─── Input data

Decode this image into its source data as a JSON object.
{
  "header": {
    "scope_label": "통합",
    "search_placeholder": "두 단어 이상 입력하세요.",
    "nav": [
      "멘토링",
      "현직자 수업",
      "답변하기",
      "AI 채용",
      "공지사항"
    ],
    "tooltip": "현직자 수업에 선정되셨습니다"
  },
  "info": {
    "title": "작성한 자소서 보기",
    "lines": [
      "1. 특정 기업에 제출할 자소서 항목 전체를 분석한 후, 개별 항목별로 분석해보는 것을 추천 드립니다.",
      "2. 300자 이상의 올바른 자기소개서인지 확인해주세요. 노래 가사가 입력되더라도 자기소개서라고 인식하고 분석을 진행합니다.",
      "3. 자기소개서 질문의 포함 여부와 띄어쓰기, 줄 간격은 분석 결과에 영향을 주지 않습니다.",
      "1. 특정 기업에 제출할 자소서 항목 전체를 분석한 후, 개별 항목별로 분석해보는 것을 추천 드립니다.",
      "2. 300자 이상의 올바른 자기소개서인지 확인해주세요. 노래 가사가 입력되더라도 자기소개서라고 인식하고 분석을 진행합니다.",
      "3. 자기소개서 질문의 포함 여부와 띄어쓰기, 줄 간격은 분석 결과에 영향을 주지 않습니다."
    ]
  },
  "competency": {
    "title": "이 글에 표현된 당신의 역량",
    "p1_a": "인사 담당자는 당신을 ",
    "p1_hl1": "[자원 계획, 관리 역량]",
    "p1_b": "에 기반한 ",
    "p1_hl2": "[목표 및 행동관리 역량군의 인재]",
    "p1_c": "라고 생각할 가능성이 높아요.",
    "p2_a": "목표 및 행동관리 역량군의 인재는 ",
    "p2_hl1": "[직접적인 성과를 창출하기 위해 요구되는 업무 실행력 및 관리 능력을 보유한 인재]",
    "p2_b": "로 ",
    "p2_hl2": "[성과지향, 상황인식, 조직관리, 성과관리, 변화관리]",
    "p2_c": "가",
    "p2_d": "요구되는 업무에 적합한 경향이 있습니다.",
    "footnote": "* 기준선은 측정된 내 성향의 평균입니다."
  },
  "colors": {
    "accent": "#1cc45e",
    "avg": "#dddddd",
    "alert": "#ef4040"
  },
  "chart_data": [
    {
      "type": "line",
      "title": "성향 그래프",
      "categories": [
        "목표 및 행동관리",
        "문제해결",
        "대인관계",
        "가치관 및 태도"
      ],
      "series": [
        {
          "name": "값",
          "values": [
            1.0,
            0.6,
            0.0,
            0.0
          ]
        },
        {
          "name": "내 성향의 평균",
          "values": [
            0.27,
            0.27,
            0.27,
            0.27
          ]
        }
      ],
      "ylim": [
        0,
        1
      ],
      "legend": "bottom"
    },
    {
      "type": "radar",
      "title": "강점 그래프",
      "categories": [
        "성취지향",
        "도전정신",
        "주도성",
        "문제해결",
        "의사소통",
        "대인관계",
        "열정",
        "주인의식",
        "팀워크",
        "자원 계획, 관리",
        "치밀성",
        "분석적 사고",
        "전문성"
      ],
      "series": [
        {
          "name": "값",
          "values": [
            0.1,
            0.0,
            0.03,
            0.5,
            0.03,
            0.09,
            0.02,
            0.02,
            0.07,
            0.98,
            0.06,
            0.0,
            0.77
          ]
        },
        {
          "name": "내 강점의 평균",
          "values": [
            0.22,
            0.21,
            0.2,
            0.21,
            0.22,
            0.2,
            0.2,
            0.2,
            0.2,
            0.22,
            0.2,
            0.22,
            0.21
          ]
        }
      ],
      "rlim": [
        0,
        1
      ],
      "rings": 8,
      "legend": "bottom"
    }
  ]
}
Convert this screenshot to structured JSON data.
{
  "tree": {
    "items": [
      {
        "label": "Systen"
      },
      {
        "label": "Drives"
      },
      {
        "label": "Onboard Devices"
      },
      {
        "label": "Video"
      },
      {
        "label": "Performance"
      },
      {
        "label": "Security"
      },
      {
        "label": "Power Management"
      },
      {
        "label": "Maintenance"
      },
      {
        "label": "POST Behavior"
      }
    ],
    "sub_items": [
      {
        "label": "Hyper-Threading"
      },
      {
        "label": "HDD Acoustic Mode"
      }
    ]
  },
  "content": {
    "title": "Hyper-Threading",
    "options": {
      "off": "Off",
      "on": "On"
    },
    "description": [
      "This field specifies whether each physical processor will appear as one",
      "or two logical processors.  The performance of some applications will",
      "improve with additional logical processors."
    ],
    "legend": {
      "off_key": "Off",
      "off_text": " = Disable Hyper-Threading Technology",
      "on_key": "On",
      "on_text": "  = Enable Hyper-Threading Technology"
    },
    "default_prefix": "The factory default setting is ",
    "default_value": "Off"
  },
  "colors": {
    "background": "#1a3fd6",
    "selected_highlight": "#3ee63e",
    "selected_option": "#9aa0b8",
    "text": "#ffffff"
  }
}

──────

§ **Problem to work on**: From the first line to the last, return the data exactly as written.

§ **Result for this exercise**:
Decode this image into its source data as a JSON object.
{
  "header": {
    "scope_label": "통합",
    "search_placeholder": "두 단어 이상 입력하세요.",
    "nav": [
      "멘토링",
      "현직자 수업",
      "답변하기",
      "AI 채용",
      "공지사항"
    ],
    "tooltip": "현직자 수업에 선정되셨습니다"
  },
  "info": {
    "title": "작성한 자소서 보기",
    "lines": [
      "1. 특정 기업에 제출할 자소서 항목 전체를 분석한 후, 개별 항목별로 분석해보는 것을 추천 드립니다.",
      "2. 300자 이상의 올바른 자기소개서인지 확인해주세요. 노래 가사가 입력되더라도 자기소개서라고 인식하고 분석을 진행합니다.",
      "3. 자기소개서 질문의 포함 여부와 띄어쓰기, 줄 간격은 분석 결과에 영향을 주지 않습니다.",
      "1. 특정 기업에 제출할 자소서 항목 전체를 분석한 후, 개별 항목별로 분석해보는 것을 추천 드립니다.",
      "2. 300자 이상의 올바른 자기소개서인지 확인해주세요. 노래 가사가 입력되더라도 자기소개서라고 인식하고 분석을 진행합니다.",
      "3. 자기소개서 질문의 포함 여부와 띄어쓰기, 줄 간격은 분석 결과에 영향을 주지 않습니다."
    ]
  },
  "competency": {
    "title": "이 글에 표현된 당신의 역량",
    "p1_a": "인사 담당자는 당신을 ",
    "p1_hl1": "[자원 계획, 관리 역량]",
    "p1_b": "에 기반한 ",
    "p1_hl2": "[목표 및 행동관리 역량군의 인재]",
    "p1_c": "라고 생각할 가능성이 높아요.",
    "p2_a": "목표 및 행동관리 역량군의 인재는 ",
    "p2_hl1": "[직접적인 성과를 창출하기 위해 요구되는 업무 실행력 및 관리 능력을 보유한 인재]",
    "p2_b": "로 ",
    "p2_hl2": "[성과지향, 상황인식, 조직관리, 성과관리, 변화관리]",
    "p2_c": "가",
    "p2_d": "요구되는 업무에 적합한 경향이 있습니다.",
    "footnote": "* 기준선은 측정된 내 성향의 평균입니다."
  },
  "colors": {
    "accent": "#1cc45e",
    "avg": "#dddddd",
    "alert": "#ef4040"
  },
  "chart_data": [
    {
      "type": "line",
      "title": "성향 그래프",
      "categories": [
        "목표 및 행동관리",
        "문제해결",
        "대인관계",
        "가치관 및 태도"
      ],
      "series": [
        {
          "name": "값",
          "values": [
            1.0,
            0.6,
            0.0,
            0.0
          ]
        },
        {
          "name": "내 성향의 평균",
          "values": [
            0.27,
            0.27,
            0.27,
            0.27
          ]
        }
      ],
      "ylim": [
        0,
        1
      ],
      "legend": "bottom"
    },
    {
      "type": "radar",
      "title": "강점 그래프",
      "categories": [
        "성취지향",
        "도전정신",
        "주도성",
        "문제해결",
        "의사소통",
        "대인관계",
        "열정",
        "주인의식",
        "팀워크",
        "자원 계획, 관리",
        "치밀성",
        "분석적 사고",
        "전문성"
      ],
      "series": [
        {
          "name": "값",
          "values": [
            0.1,
            0.0,
            0.03,
            0.5,
            0.03,
            0.09,
            0.02,
            0.02,
            0.07,
            0.98,
            0.06,
            0.0,
            0.77
          ]
        },
        {
          "name": "내 강점의 평균",
          "values": [
            0.22,
            0.21,
            0.2,
            0.21,
            0.22,
            0.2,
            0.2,
            0.2,
            0.2,
            0.22,
            0.2,
            0.22,
            0.21
          ]
        }
      ],
      "rlim": [
        0,
        1
      ],
      "rings": 8,
      "legend": "bottom"
    }
  ]
}
Convert this screenshot to structured JSON data.
{
  "tree": {
    "items": [
      {
        "label": "Systen"
      },
      {
        "label": "Drives"
      },
      {
        "label": "Onboard Devices"
      },
      {
        "label": "Video"
      },
      {
        "label": "Performance"
      },
      {
        "label": "Security"
      },
      {
        "label": "Power Management"
      },
      {
        "label": "Maintenance"
      },
      {
        "label": "POST Behavior"
      }
    ],
    "sub_items": [
      {
        "label": "Hyper-Threading"
      },
      {
        "label": "HDD Acoustic Mode"
      }
    ]
  },
  "content": {
    "title": "Hyper-Threading",
    "options": {
      "off": "Off",
      "on": "On"
    },
    "description": [
      "This field specifies whether each physical processor will appear as one",
      "or two logical processors.  The performance of some applications will",
      "improve with additional logical processors."
    ],
    "legend": {
      "off_key": "Off",
      "off_text": " = Disable Hyper-Threading Technology",
      "on_key": "On",
      "on_text": "  = Enable Hyper-Threading Technology"
    },
    "default_prefix": "The factory default setting is ",
    "default_value": "Off"
  },
  "colors": {
    "background": "#1a3fd6",
    "selected_highlight": "#3ee63e",
    "selected_option": "#9aa0b8",
    "text": "#ffffff"
  }
}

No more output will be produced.